> [Prompt]: Give only the number of lines in the records that contain the word "Belt".

> [Provided data]:
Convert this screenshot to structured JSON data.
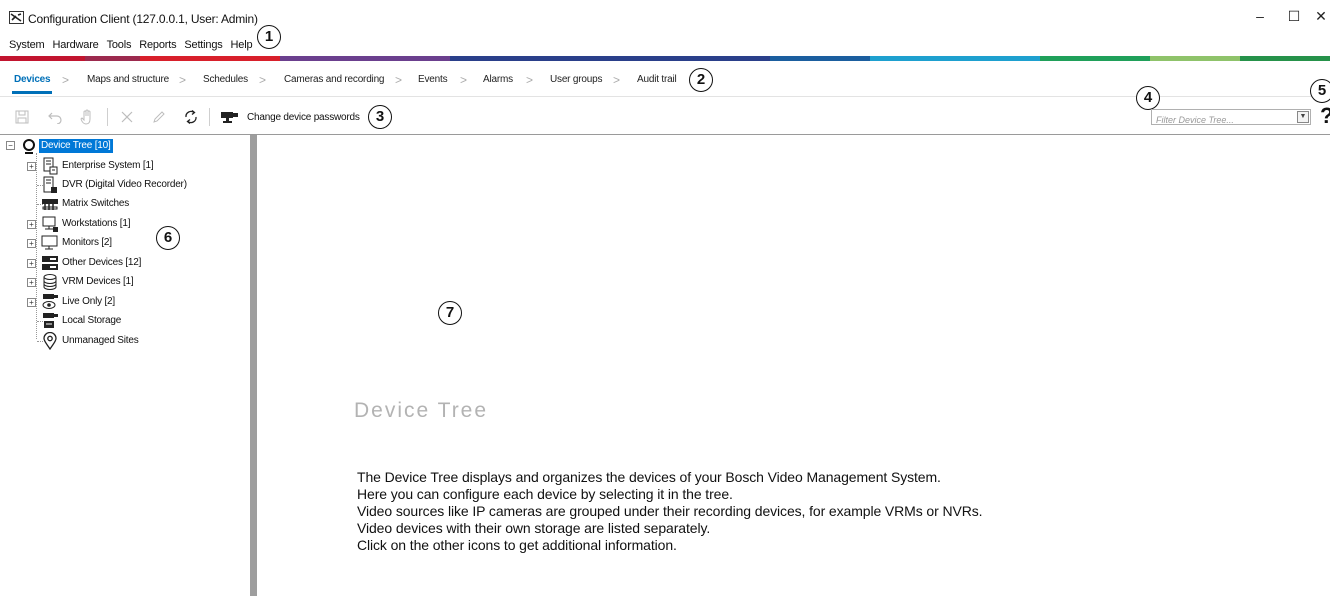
{
  "window": {
    "title": "Configuration Client (127.0.0.1, User: Admin)",
    "minimize": "–",
    "maximize": "☐",
    "close": "✕"
  },
  "menu": [
    "System",
    "Hardware",
    "Tools",
    "Reports",
    "Settings",
    "Help"
  ],
  "accent_colors": [
    "#c2152f",
    "#9c2a4e",
    "#d8202b",
    "#6b3f8e",
    "#2a3f8a",
    "#1b5e9f",
    "#1ea0cf",
    "#20a05a",
    "#8fc36a",
    "#26924a"
  ],
  "workflow": {
    "tabs": [
      "Devices",
      "Maps and structure",
      "Schedules",
      "Cameras and recording",
      "Events",
      "Alarms",
      "User groups",
      "Audit trail"
    ],
    "active": "Devices",
    "separator": ">"
  },
  "toolbar": {
    "icons": [
      "save-icon",
      "undo-icon",
      "hand-icon",
      "delete-icon",
      "edit-icon",
      "refresh-icon",
      "camera-password-icon"
    ],
    "change_passwords_label": "Change device passwords"
  },
  "filter": {
    "placeholder": "Filter Device Tree..."
  },
  "help": {
    "label": "?"
  },
  "tree": {
    "root": "Device Tree [10]",
    "items": [
      {
        "label": "Enterprise System [1]",
        "icon": "enterprise-icon",
        "expandable": true
      },
      {
        "label": "DVR (Digital Video Recorder)",
        "icon": "dvr-icon",
        "expandable": false
      },
      {
        "label": "Matrix Switches",
        "icon": "matrix-icon",
        "expandable": false
      },
      {
        "label": "Workstations [1]",
        "icon": "workstation-icon",
        "expandable": true
      },
      {
        "label": "Monitors [2]",
        "icon": "monitor-icon",
        "expandable": true
      },
      {
        "label": "Other Devices [12]",
        "icon": "other-devices-icon",
        "expandable": true
      },
      {
        "label": "VRM Devices [1]",
        "icon": "vrm-icon",
        "expandable": true
      },
      {
        "label": "Live Only [2]",
        "icon": "live-only-icon",
        "expandable": true
      },
      {
        "label": "Local Storage",
        "icon": "local-storage-icon",
        "expandable": false
      },
      {
        "label": "Unmanaged Sites",
        "icon": "unmanaged-sites-icon",
        "expandable": false
      }
    ]
  },
  "content": {
    "title": "Device Tree",
    "lines": [
      "The Device Tree displays and organizes the devices of your Bosch Video Management System.",
      "Here you can configure each device by selecting it in the tree.",
      "Video sources like IP cameras are grouped under their recording devices, for example VRMs or NVRs.",
      "Video devices with their own storage are listed separately.",
      "Click on the other icons to get additional information."
    ]
  },
  "callouts": [
    "1",
    "2",
    "3",
    "4",
    "5",
    "6",
    "7"
  ]
}
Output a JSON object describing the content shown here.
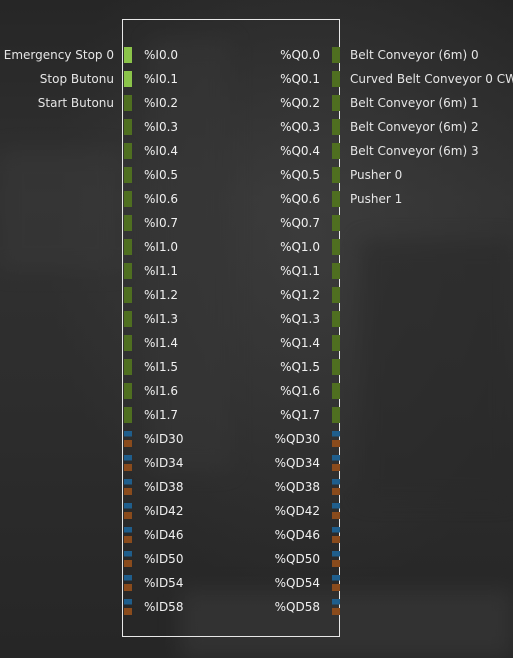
{
  "colors": {
    "bit_on": "#8bc34a",
    "bit_off": "#4f6f20",
    "analog_top": "#1f5e8c",
    "analog_bottom": "#8a4b1c",
    "panel_border": "#e8e8e8",
    "text": "#e6e6e6"
  },
  "io_rows": [
    {
      "in_label": "Emergency Stop 0",
      "in_addr": "%I0.0",
      "in_state": "on",
      "out_addr": "%Q0.0",
      "out_label": "Belt Conveyor (6m) 0",
      "out_state": "off"
    },
    {
      "in_label": "Stop Butonu",
      "in_addr": "%I0.1",
      "in_state": "on",
      "out_addr": "%Q0.1",
      "out_label": "Curved Belt Conveyor 0 CW",
      "out_state": "off"
    },
    {
      "in_label": "Start Butonu",
      "in_addr": "%I0.2",
      "in_state": "off",
      "out_addr": "%Q0.2",
      "out_label": "Belt Conveyor (6m) 1",
      "out_state": "off"
    },
    {
      "in_label": "",
      "in_addr": "%I0.3",
      "in_state": "off",
      "out_addr": "%Q0.3",
      "out_label": "Belt Conveyor (6m) 2",
      "out_state": "off"
    },
    {
      "in_label": "",
      "in_addr": "%I0.4",
      "in_state": "off",
      "out_addr": "%Q0.4",
      "out_label": "Belt Conveyor (6m) 3",
      "out_state": "off"
    },
    {
      "in_label": "",
      "in_addr": "%I0.5",
      "in_state": "off",
      "out_addr": "%Q0.5",
      "out_label": "Pusher 0",
      "out_state": "off"
    },
    {
      "in_label": "",
      "in_addr": "%I0.6",
      "in_state": "off",
      "out_addr": "%Q0.6",
      "out_label": "Pusher 1",
      "out_state": "off"
    },
    {
      "in_label": "",
      "in_addr": "%I0.7",
      "in_state": "off",
      "out_addr": "%Q0.7",
      "out_label": "",
      "out_state": "off"
    },
    {
      "in_label": "",
      "in_addr": "%I1.0",
      "in_state": "off",
      "out_addr": "%Q1.0",
      "out_label": "",
      "out_state": "off"
    },
    {
      "in_label": "",
      "in_addr": "%I1.1",
      "in_state": "off",
      "out_addr": "%Q1.1",
      "out_label": "",
      "out_state": "off"
    },
    {
      "in_label": "",
      "in_addr": "%I1.2",
      "in_state": "off",
      "out_addr": "%Q1.2",
      "out_label": "",
      "out_state": "off"
    },
    {
      "in_label": "",
      "in_addr": "%I1.3",
      "in_state": "off",
      "out_addr": "%Q1.3",
      "out_label": "",
      "out_state": "off"
    },
    {
      "in_label": "",
      "in_addr": "%I1.4",
      "in_state": "off",
      "out_addr": "%Q1.4",
      "out_label": "",
      "out_state": "off"
    },
    {
      "in_label": "",
      "in_addr": "%I1.5",
      "in_state": "off",
      "out_addr": "%Q1.5",
      "out_label": "",
      "out_state": "off"
    },
    {
      "in_label": "",
      "in_addr": "%I1.6",
      "in_state": "off",
      "out_addr": "%Q1.6",
      "out_label": "",
      "out_state": "off"
    },
    {
      "in_label": "",
      "in_addr": "%I1.7",
      "in_state": "off",
      "out_addr": "%Q1.7",
      "out_label": "",
      "out_state": "off"
    },
    {
      "in_label": "",
      "in_addr": "%ID30",
      "in_state": "analog",
      "out_addr": "%QD30",
      "out_label": "",
      "out_state": "analog"
    },
    {
      "in_label": "",
      "in_addr": "%ID34",
      "in_state": "analog",
      "out_addr": "%QD34",
      "out_label": "",
      "out_state": "analog"
    },
    {
      "in_label": "",
      "in_addr": "%ID38",
      "in_state": "analog",
      "out_addr": "%QD38",
      "out_label": "",
      "out_state": "analog"
    },
    {
      "in_label": "",
      "in_addr": "%ID42",
      "in_state": "analog",
      "out_addr": "%QD42",
      "out_label": "",
      "out_state": "analog"
    },
    {
      "in_label": "",
      "in_addr": "%ID46",
      "in_state": "analog",
      "out_addr": "%QD46",
      "out_label": "",
      "out_state": "analog"
    },
    {
      "in_label": "",
      "in_addr": "%ID50",
      "in_state": "analog",
      "out_addr": "%QD50",
      "out_label": "",
      "out_state": "analog"
    },
    {
      "in_label": "",
      "in_addr": "%ID54",
      "in_state": "analog",
      "out_addr": "%QD54",
      "out_label": "",
      "out_state": "analog"
    },
    {
      "in_label": "",
      "in_addr": "%ID58",
      "in_state": "analog",
      "out_addr": "%QD58",
      "out_label": "",
      "out_state": "analog"
    }
  ]
}
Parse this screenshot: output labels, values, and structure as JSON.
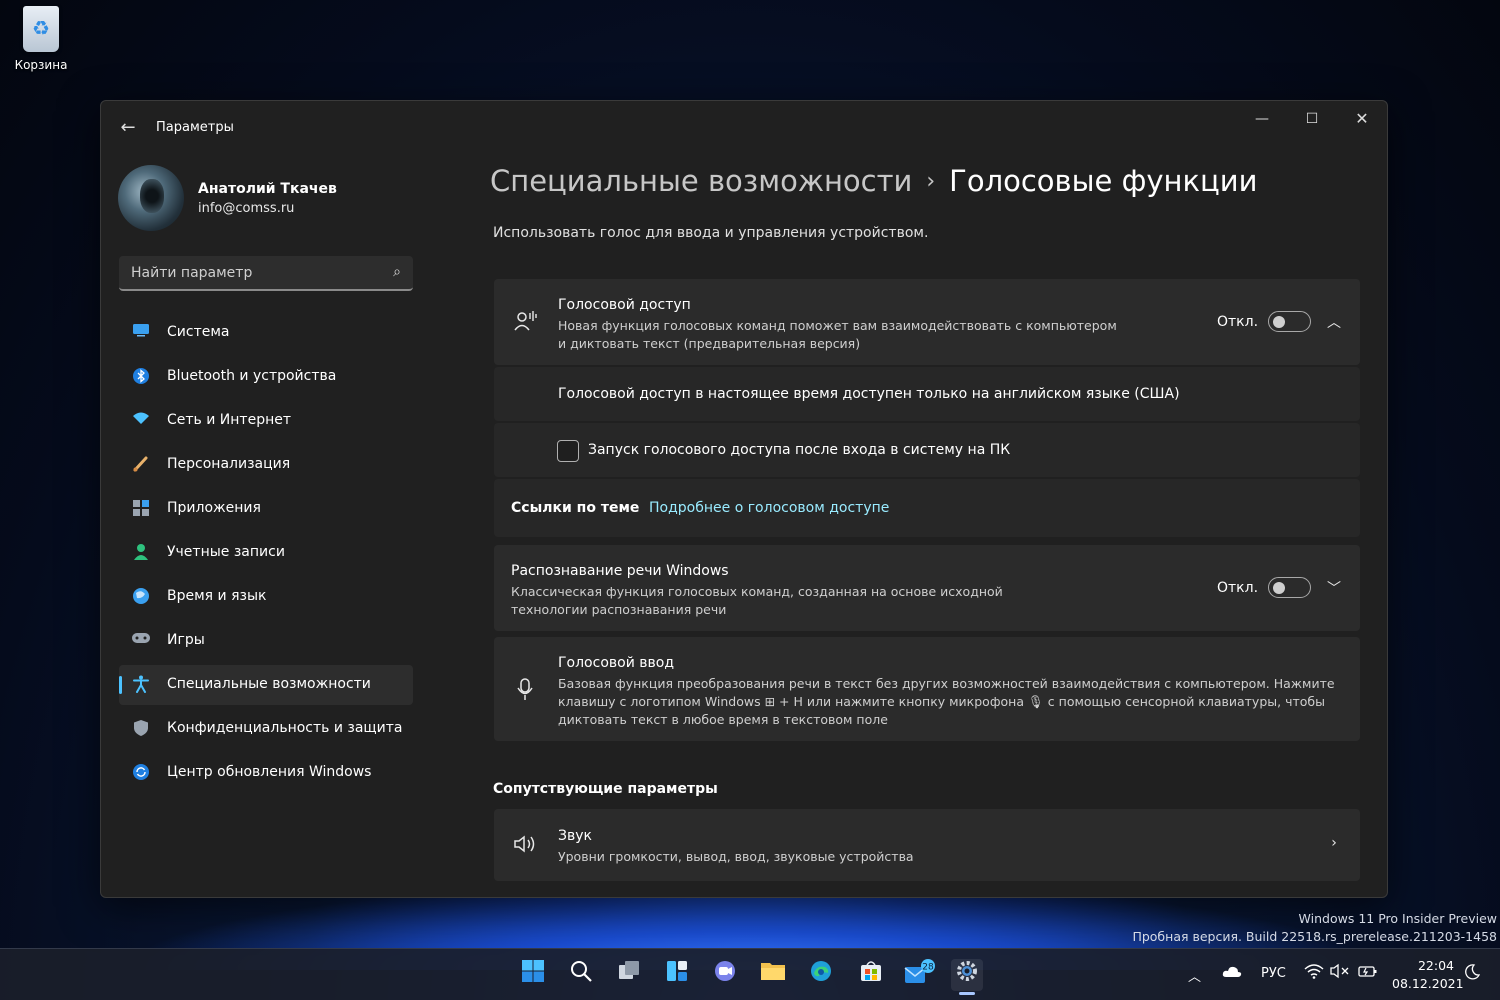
{
  "desktop": {
    "recycle_bin_label": "Корзина"
  },
  "window": {
    "title": "Параметры",
    "controls": {
      "minimize": "—",
      "maximize": "☐",
      "close": "✕"
    }
  },
  "profile": {
    "name": "Анатолий Ткачев",
    "email": "info@comss.ru"
  },
  "search": {
    "placeholder": "Найти параметр"
  },
  "sidebar": {
    "items": [
      {
        "label": "Система",
        "icon": "system-icon"
      },
      {
        "label": "Bluetooth и устройства",
        "icon": "bluetooth-icon"
      },
      {
        "label": "Сеть и Интернет",
        "icon": "wifi-icon"
      },
      {
        "label": "Персонализация",
        "icon": "brush-icon"
      },
      {
        "label": "Приложения",
        "icon": "apps-icon"
      },
      {
        "label": "Учетные записи",
        "icon": "person-icon"
      },
      {
        "label": "Время и язык",
        "icon": "globe-icon"
      },
      {
        "label": "Игры",
        "icon": "gamepad-icon"
      },
      {
        "label": "Специальные возможности",
        "icon": "accessibility-icon",
        "active": true
      },
      {
        "label": "Конфиденциальность и защита",
        "icon": "shield-icon"
      },
      {
        "label": "Центр обновления Windows",
        "icon": "update-icon"
      }
    ]
  },
  "main": {
    "breadcrumb_parent": "Специальные возможности",
    "breadcrumb_sep": "›",
    "breadcrumb_current": "Голосовые функции",
    "subtitle": "Использовать голос для ввода и управления устройством.",
    "voice_access": {
      "title": "Голосовой доступ",
      "desc": "Новая функция голосовых команд поможет вам взаимодействовать с компьютером и диктовать текст (предварительная версия)",
      "toggle_label": "Откл.",
      "toggle_on": false,
      "note": "Голосовой доступ в настоящее время доступен только на английском языке (США)",
      "checkbox_label": "Запуск голосового доступа после входа в систему на ПК",
      "checkbox_checked": false,
      "links_label": "Ссылки по теме",
      "link": "Подробнее о голосовом доступе"
    },
    "speech_recognition": {
      "title": "Распознавание речи Windows",
      "desc": "Классическая функция голосовых команд, созданная на основе исходной технологии распознавания речи",
      "toggle_label": "Откл.",
      "toggle_on": false
    },
    "voice_typing": {
      "title": "Голосовой ввод",
      "desc": "Базовая функция преобразования речи в текст без других возможностей взаимодействия с компьютером. Нажмите клавишу с логотипом Windows ⊞ + H или нажмите кнопку микрофона 🎙 с помощью сенсорной клавиатуры, чтобы диктовать текст в любое время в текстовом поле"
    },
    "related_title": "Сопутствующие параметры",
    "sound": {
      "title": "Звук",
      "desc": "Уровни громкости, вывод, ввод, звуковые устройства"
    }
  },
  "watermark": {
    "line1": "Windows 11 Pro Insider Preview",
    "line2": "Пробная версия. Build 22518.rs_prerelease.211203-1458"
  },
  "taskbar": {
    "badge_count": "28",
    "language": "РУС",
    "time": "22:04",
    "date": "08.12.2021"
  },
  "colors": {
    "accent": "#4cc2ff",
    "link": "#99ebff",
    "window_bg": "#202020",
    "card_bg": "#2b2b2b"
  }
}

> [Answer to this task]: 5